UPDATE: Two Week Contract Extension Offered As Little Rock Teachers Consider Strike

Oct 29, 2018

Staff of Brady Elementary School protesting Commissioner of Education Johnny Key's proposal to make firing teachers easier in the Little Rock School District.
Credit David Monteith / KUAR News

Little Rock School District teachers and staff are considering a walkout or a strike as a contract between the district and the collective bargaining group representing many of the district's teachers is set to expire Wednesday.

The options were discussed at a meeting Sunday night organized by the Little Rock Education Association, Grassroots Arkansas, Our Community Our Schools and Save Our Schools. On Monday, some teachers were taking part in public demonstrations, with many critical of state Education Commissioner Johnny Key.

Key has pushed to remove the Teacher Fair Dismissal Act which sets the procedures that must be used in order to fire a teacher. Last week, Key told reporters he wants to give school administrators the flexibility to fire teachers from any of the district’s failing schools without what he says is a lengthy process.

According to community organizer Dr. Anika Whitfield, removing due process for firing teachers would further harm the district, which has continued to struggle even after being taken over by the state.

"Not only is this not fair, but when we look at the bigger picture, it appears to be a systemic plan to try to implode or fail the Little Rock School District," said Whitfield.

The district's elected school board was dissolved in 2015 after six of the district’s 48 schools were deemed failing. Since then, Key has led the district, which now has over 20 failing schools.

Arkansas Education Commissioner Johnny Key speaking to reporters last Tuesday saying he wouldn't renew the contract for Little Rock teachers in its current form.
Credit Colton Faull / KUAR News

A meeting between Key and the teacher's union was scheduled for Monday afternoon.

The current contract between the state and the teachers represented by the Little Rock Education Association expires Wednesday at midnight. Key has previously cited teacher absenteeism as one of the reasons for needing to fire teachers from failing schools.

Parents organized by the union to speak with KUAR News said they would support a walkout or strike.

Ryan Davis, a parent of two children in district, argues that due process for teachers is important for the both schools and the community.

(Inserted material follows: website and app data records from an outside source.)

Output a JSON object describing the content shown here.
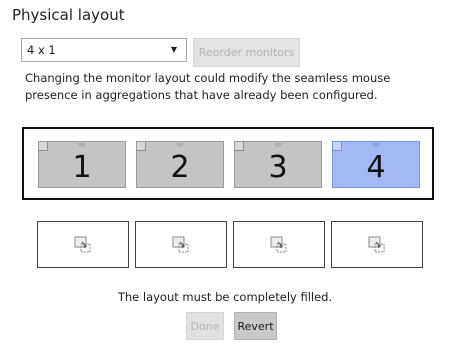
{
  "header": {
    "title": "Physical layout"
  },
  "layout_select": {
    "value": "4 x 1",
    "icon": "chevron-down-icon"
  },
  "reorder_button": {
    "label": "Reorder monitors",
    "enabled": false
  },
  "warning_text": "Changing the monitor layout could modify the seamless mouse presence in aggregations that have already been configured.",
  "monitors": [
    {
      "label": "1",
      "selected": false
    },
    {
      "label": "2",
      "selected": false
    },
    {
      "label": "3",
      "selected": false
    },
    {
      "label": "4",
      "selected": true
    }
  ],
  "layout_slots": [
    {
      "icon": "drop-monitor-icon"
    },
    {
      "icon": "drop-monitor-icon"
    },
    {
      "icon": "drop-monitor-icon"
    },
    {
      "icon": "drop-monitor-icon"
    }
  ],
  "status_message": "The layout must be completely filled.",
  "actions": {
    "done_label": "Done",
    "revert_label": "Revert"
  },
  "colors": {
    "monitor_fill": "#c4c4c4",
    "monitor_selected_fill": "#a3b9f6",
    "disabled_text": "#b5b5b5"
  }
}
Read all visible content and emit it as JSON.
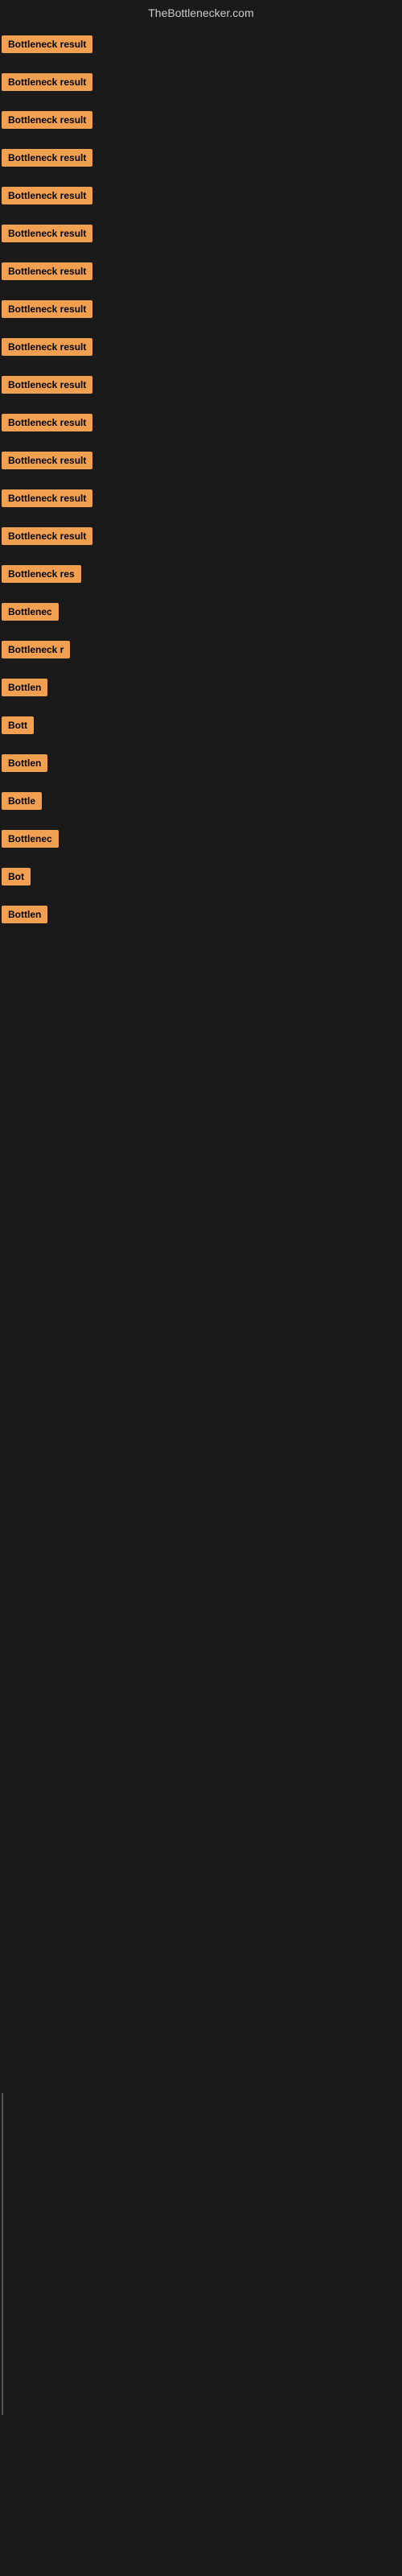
{
  "site": {
    "title": "TheBottlenecker.com"
  },
  "items": [
    {
      "id": 1,
      "label": "Bottleneck result",
      "width": "full"
    },
    {
      "id": 2,
      "label": "Bottleneck result",
      "width": "full"
    },
    {
      "id": 3,
      "label": "Bottleneck result",
      "width": "full"
    },
    {
      "id": 4,
      "label": "Bottleneck result",
      "width": "full"
    },
    {
      "id": 5,
      "label": "Bottleneck result",
      "width": "full"
    },
    {
      "id": 6,
      "label": "Bottleneck result",
      "width": "full"
    },
    {
      "id": 7,
      "label": "Bottleneck result",
      "width": "full"
    },
    {
      "id": 8,
      "label": "Bottleneck result",
      "width": "full"
    },
    {
      "id": 9,
      "label": "Bottleneck result",
      "width": "full"
    },
    {
      "id": 10,
      "label": "Bottleneck result",
      "width": "full"
    },
    {
      "id": 11,
      "label": "Bottleneck result",
      "width": "full"
    },
    {
      "id": 12,
      "label": "Bottleneck result",
      "width": "full"
    },
    {
      "id": 13,
      "label": "Bottleneck result",
      "width": "full"
    },
    {
      "id": 14,
      "label": "Bottleneck result",
      "width": "full"
    },
    {
      "id": 15,
      "label": "Bottleneck res",
      "width": "partial1"
    },
    {
      "id": 16,
      "label": "Bottlenec",
      "width": "partial2"
    },
    {
      "id": 17,
      "label": "Bottleneck r",
      "width": "partial3"
    },
    {
      "id": 18,
      "label": "Bottlen",
      "width": "partial4"
    },
    {
      "id": 19,
      "label": "Bott",
      "width": "partial5"
    },
    {
      "id": 20,
      "label": "Bottlen",
      "width": "partial4"
    },
    {
      "id": 21,
      "label": "Bottle",
      "width": "partial6"
    },
    {
      "id": 22,
      "label": "Bottlenec",
      "width": "partial2"
    },
    {
      "id": 23,
      "label": "Bot",
      "width": "partial7"
    },
    {
      "id": 24,
      "label": "Bottlen",
      "width": "partial4"
    }
  ],
  "badge": {
    "background_color": "#f0a050",
    "text_color": "#000000"
  }
}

"We just have to be awakened to how all of these things are connected. How due and fair processes for our teachers are connected to the success of our students. How resources in our school, in every school, is connected to resources in our particular school. How regulations for charter schools, and the favoritism thereof, affects how our schools operate," Davis said.

Fellow parent Tim Jackson agrees.

"My son has gone to Little Rock Public Schools, got on a bus and drove across town every day through middle school from our West Little Rock neighborhood to Horace Mann [Arts and Science Magnet Middle School] because we wanted him, and he wants to be, in an environment where he is with people of other races, and other cultures, and frankly other languages, and other socioeconomic backgrounds," said Jackson.

UPDATE:

In a statement released after Monday's meeting Commissioner Key said:

The Little Rock School District and the union have just concluded their first meeting with regards to my proposed amendments to the union contract. As a result, I have authorized Mr. Poore to agree to a two-week extension to allow the union to consider language that gives more flexibility to the school district in managing performance. 

We must keep our focus that the decades-long status quo is not working, and our students deserve better. I am disappointed by the union’s misrepresentation of the facts in the proposed contract language. The proposal I have submitted only affects schools with D or F ratings, and it is my expectation that this flexibility would be used as a scalpel, not a chainsaw that would result in mass firings. The academic success of nearly 11,000 LRSD students in these schools depends on having all administrative tools available. The outstanding teachers, administrators and support staff who come to work every day with the sole focus of helping our students achieve their potential have no reason to worry.

We should all have the same goal of ensuring our students are learning at high levels within a safe and secure environment, and as commissioner of the Arkansas Department of Education, it is my responsibility to ensure this for all students of the LRSD.